As a child, it was impossible to stop my imagination. I snuck books places to read in secret, and stayed up until all hours reading, lost in imaginary worlds. I told stories in plays and songs, and authored an endless number of books. One of my proudest moments was receiving a 1st place trophy for reading the most books of anyone in the entire third grade. Stories have always captured my heart.
Fast forward to my years as a marketing coordinator for a start-up lifestyle brand. One day as I was managing the brand's social media pages in the office, I was confronted on Facebook with a post: “If you don't build your dream someone else will hire you to help build theirs.” At that moment I vowed to quit my job and enroll in yoga school to reconnect with my dreams and create a new path forward. My yoga practice and self-study led me back to writing and the stage, and to sharing these practices with others.
In addition to 20+ years of acting and yoga practice with brilliant teachers I continue to study with, I am an E-RYT 500 certified yoga instructor (Experienced-Registered Yoga Teacher), and hold additional specialized certifications in yin and trauma informed teaching practices. I am a lead trainer for RYT 200 training programs facilitated by BambooMove Baltimore and Breathe for Change, as well as a certified Lucid Body instructor and Director of the Lucid Body Teacher Training Program at the Lucid Body House in New York City.
I teach students how to understand and transform the stories we embody, specifically through the lens of somatic movement and creative self-expression. It is my hope by rewriting our personal stories, we collectively rewrite the stories of our communities to create a loving and just world.

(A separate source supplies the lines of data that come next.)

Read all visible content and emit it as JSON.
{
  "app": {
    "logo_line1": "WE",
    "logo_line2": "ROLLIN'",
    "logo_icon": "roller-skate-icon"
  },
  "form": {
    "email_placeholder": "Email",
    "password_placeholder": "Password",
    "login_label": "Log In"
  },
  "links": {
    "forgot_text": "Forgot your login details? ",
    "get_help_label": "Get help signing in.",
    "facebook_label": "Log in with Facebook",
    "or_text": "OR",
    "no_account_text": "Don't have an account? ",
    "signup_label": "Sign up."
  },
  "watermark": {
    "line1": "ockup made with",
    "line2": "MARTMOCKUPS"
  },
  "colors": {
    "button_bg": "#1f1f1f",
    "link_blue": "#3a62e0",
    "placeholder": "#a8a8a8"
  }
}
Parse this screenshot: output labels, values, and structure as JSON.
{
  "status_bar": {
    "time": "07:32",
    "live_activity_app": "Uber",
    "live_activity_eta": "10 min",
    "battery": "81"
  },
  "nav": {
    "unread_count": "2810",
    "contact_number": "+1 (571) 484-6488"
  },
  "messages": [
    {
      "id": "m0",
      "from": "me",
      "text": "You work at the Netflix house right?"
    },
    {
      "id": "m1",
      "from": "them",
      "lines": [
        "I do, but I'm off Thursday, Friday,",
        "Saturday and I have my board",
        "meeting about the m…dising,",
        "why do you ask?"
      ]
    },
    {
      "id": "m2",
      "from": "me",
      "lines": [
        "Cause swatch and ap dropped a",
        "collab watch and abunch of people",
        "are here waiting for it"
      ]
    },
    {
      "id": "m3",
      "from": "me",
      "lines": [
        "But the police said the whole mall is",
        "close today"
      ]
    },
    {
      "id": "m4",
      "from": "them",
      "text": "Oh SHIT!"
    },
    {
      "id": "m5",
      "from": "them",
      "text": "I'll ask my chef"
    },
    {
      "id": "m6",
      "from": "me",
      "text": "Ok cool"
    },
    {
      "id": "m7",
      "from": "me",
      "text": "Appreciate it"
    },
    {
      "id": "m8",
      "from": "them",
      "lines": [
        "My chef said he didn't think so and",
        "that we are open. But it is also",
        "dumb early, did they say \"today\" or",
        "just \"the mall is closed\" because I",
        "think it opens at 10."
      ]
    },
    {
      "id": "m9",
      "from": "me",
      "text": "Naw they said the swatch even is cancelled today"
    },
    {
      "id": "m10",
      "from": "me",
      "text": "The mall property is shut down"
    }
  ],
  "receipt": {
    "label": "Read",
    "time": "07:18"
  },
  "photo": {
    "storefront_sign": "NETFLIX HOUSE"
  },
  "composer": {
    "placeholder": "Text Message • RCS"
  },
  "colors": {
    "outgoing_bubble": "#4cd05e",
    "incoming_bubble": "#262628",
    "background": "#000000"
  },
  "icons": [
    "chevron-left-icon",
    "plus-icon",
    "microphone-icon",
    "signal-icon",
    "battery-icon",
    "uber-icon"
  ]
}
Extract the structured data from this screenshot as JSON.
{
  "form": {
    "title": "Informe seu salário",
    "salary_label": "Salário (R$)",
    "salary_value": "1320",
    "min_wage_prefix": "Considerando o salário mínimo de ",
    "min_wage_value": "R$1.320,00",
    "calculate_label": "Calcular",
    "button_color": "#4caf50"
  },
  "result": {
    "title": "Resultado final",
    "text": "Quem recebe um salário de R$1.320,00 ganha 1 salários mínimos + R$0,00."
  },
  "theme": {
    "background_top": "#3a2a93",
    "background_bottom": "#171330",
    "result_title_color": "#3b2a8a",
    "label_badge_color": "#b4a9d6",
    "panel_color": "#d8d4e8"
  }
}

Presently, I advocate mindful practices for social change. I am an on-going artistic collaborator with Impact Theatre, devising productions that employ a unique, theatrical catalyst for social change called the Behavior Change Process, created by Mgunga Mwamnyenyelwa and inspired by Augusto Boal's Theatre of the Oppressed.